F. Evaluation Designs
The quality of an evaluation varies by design. The most rigorous design is a randomized trial, which requires randomly assigning individuals or groups to either intervention or control status. This is probably not feasible or appropriate for a community-level Safe Routes to School (SRTS) program. Less rigorous designs (see box) have strengths and weaknesses to consider when choosing among them.
Common Evaluation Designs for Program Evaluation
Pre and Post One-Sample Tests:
For example, assess how many students walk to school before a kick off event takes place and how many students walk after the event.
- Strength: easy to conduct, it is the most feasible design.
- Weakness: results may not be accurate as there is no control for outside factors that may explain the findings even in the absence of the SRTS program.

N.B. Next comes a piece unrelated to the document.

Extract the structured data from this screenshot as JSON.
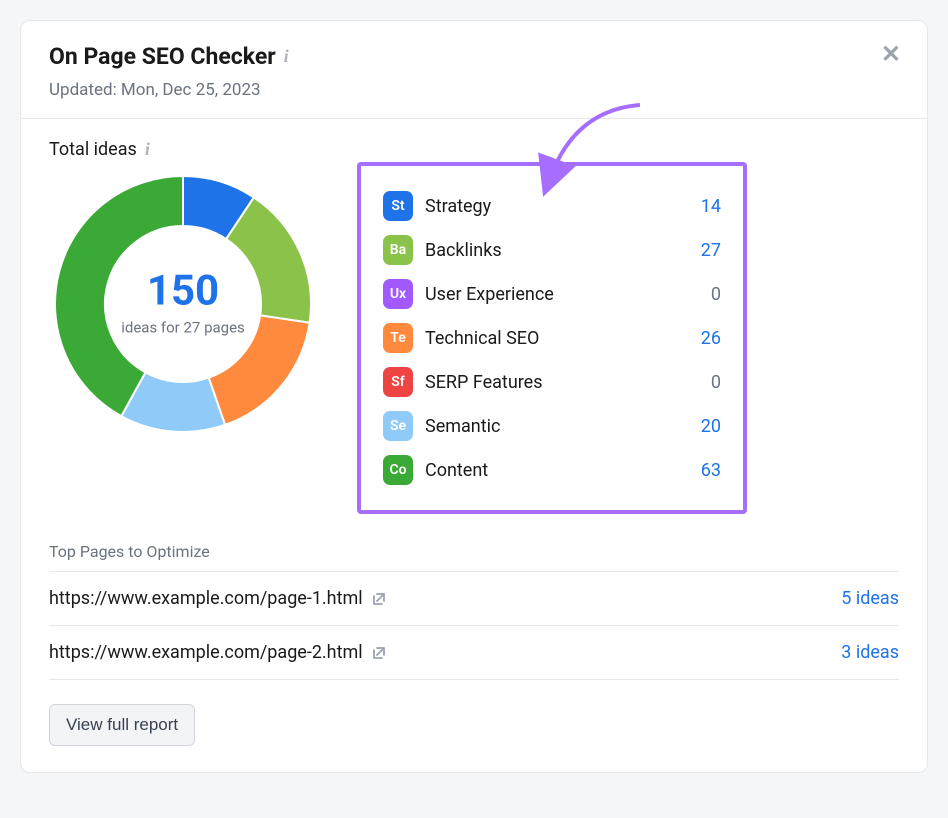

Pre and Post Two-Sample Tests:
For example, measure how many students walk or bike before and after SRTS has been in place for 6 months and measure at those same points in time in a similar school elsewhere that did not take part in SRTS.
- Strength: fairly easy to conduct, better control than the one-sample test, especially if the second school is similar with regard to outside factors.
- Weakness: no two schools are exactly alike with regard to outside factors; some unmeasured difference between the two schools may still explain the result rather than the SRTS program itself.
For example, measure rates of walking and bicycling before the SRTS program, then every other month for one year. A time-series design is most feasible with one sample (the school where the program occurs). However, it is more accurate when it includes a comparison school to rule out the possibility of other explanations (beyond the SRTS program) for the changes.
- Strength: the strongest of the three designs presented in this box when it includes a comparison group. Provides information over time.
- Weakness: more costly to conduct and because the comparison school will not be exactly the same, some differences in the results will still not be explained just by the presence of the SRTS program.
Adapted from Physical Activity Evaluation Handbook DHHS, CDC, 2002.
Note: All of these designs require baseline data (data collected before the SRTS program begins). This is another reason it is important to identify conditions before the program starts.